So, here's a picture of some sheep, and they've all got four legs.

They've all got all their legs.

So there's some sheep in a field with four legs.

How many legs are there in total? How are we going to work that out? We need to count the sheep, don't we? Just like we counted our rows on our array, we can count the sheep.

How many sheep are there? One, two, three, four, five, six, seven, eight, nine.

Nine sheep.

They've got four legs each.

So what might that question look like? What multiplication question is that? 9 times 4.

Do you know 9 times 4? I wonder if you might know 10 times 4.

10 times 4 is 40, so 40 takeaway four to get me to the one before.

40 takeaway four, well I can use my number bonds.

I know that 10 takeaway four is six.

So 40 takeaway four is 36.

Here's another question for you.

Eight customers buy three cartons of milk each.

How many cartons were sold altogether? I've even been nice enough to give you the sum.

Draw an array if you'd like to, or a different representation to help you answer that question.

Let's see how you got on.

Well, 8 times 3 is 24, and well done as well if you drew a picture.

You could draw an array, or you could draw lots of cartons of milk.

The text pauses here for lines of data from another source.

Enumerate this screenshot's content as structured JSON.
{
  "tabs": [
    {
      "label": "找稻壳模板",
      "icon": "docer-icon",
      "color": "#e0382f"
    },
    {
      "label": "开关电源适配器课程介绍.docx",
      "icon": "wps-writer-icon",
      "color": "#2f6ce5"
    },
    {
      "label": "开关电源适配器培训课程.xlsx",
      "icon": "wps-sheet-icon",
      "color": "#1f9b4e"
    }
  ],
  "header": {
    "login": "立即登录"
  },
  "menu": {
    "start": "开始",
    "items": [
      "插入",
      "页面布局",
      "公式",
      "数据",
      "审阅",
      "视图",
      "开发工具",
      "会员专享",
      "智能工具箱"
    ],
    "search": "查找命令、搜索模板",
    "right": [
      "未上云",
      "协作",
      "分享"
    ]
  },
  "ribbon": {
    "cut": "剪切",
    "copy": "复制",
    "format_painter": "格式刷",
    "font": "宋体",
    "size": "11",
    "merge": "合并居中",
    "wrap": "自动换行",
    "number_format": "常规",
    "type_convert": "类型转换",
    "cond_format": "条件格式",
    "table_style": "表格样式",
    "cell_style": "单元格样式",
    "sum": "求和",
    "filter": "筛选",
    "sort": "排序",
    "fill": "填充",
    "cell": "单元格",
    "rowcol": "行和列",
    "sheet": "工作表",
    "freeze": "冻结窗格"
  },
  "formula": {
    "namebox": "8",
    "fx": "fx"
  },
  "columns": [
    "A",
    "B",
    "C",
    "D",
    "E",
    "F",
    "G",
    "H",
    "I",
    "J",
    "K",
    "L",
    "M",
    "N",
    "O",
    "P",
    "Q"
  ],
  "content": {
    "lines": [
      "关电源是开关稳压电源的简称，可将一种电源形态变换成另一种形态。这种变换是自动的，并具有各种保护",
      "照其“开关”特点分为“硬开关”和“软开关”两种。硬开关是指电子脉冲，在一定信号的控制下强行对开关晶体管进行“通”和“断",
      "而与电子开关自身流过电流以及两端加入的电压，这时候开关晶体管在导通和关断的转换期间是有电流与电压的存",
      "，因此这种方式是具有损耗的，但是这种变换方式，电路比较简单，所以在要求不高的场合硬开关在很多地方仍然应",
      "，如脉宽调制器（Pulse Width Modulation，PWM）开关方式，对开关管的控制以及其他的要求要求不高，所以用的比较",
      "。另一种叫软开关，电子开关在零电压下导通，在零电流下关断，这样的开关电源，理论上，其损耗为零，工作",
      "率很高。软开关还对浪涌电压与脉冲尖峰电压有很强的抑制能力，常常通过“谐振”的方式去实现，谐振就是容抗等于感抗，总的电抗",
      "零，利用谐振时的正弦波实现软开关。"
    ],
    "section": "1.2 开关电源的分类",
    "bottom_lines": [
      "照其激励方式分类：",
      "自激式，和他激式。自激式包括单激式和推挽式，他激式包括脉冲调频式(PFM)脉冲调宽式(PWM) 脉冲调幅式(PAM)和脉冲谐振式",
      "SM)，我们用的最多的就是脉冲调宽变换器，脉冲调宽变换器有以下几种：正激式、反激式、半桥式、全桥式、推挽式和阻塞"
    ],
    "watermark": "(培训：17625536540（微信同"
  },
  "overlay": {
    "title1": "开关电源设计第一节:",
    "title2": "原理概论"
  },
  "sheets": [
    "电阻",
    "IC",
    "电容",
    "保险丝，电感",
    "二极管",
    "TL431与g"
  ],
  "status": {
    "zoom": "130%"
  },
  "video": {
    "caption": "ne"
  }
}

It's all representing multiplication and really making sure you understand what multiplication is all about.

Those little groups of cartons of milk are one customer.

One customer bought three cartons of milk.

So there were eight customers.

So I've had to draw that out eight times.

And if I count all those cartons of milk, I'll get my answer 24.

Okay, time to pause the video and have a go at that independent task.

Let's see how you did everybody.

So, this is an array, and you need to write in what it is it's showing you.

So hopefully you can see that we've got three rows and eight columns.

3 times 8 is 24.

If you've got any of these the other way around, that's absolutely fine.

Okay, so 8 times 3 is also completely the right answer.

So, the next one, four and six is 24.

Oh, we've got the same fact there.

That's an important one to remember.

Okay.

3 times 9.

What's 3 times 9? You've got the array there to help you.

3 times 9 is 27.

9, 18, 27.

If you want to count it in your nine times tables rather than your threes, that's absolutely fine.

Okay, here's one of those questions.

Again, we've got an animal with four legs.

There are six cows in a field.

They've all got their four legs.

So what's the question? And what's the answer? So if there are six cows and they've all got four legs, we're talking about 6 times 4, and well done if you know that answer is 24.

The final question was just making sure you understand what arrays do represent, and what they don't represent.

So one of these arrays does not represent 7 times 3.

Which one is it? Well done if you could see it's that middle one that hasn't got seven rows.

Okay, I'd love to see your work, So if you'd like to share it, please ask a parent or carer to share your work on Instagram, Facebook, or Twitter, tagging @OakNational and #LearnwithOak.

But, before you go, please do complete the final knowledge quiz and see how well you got on with today's learning.

Great work everybody, well done.

Bye bye.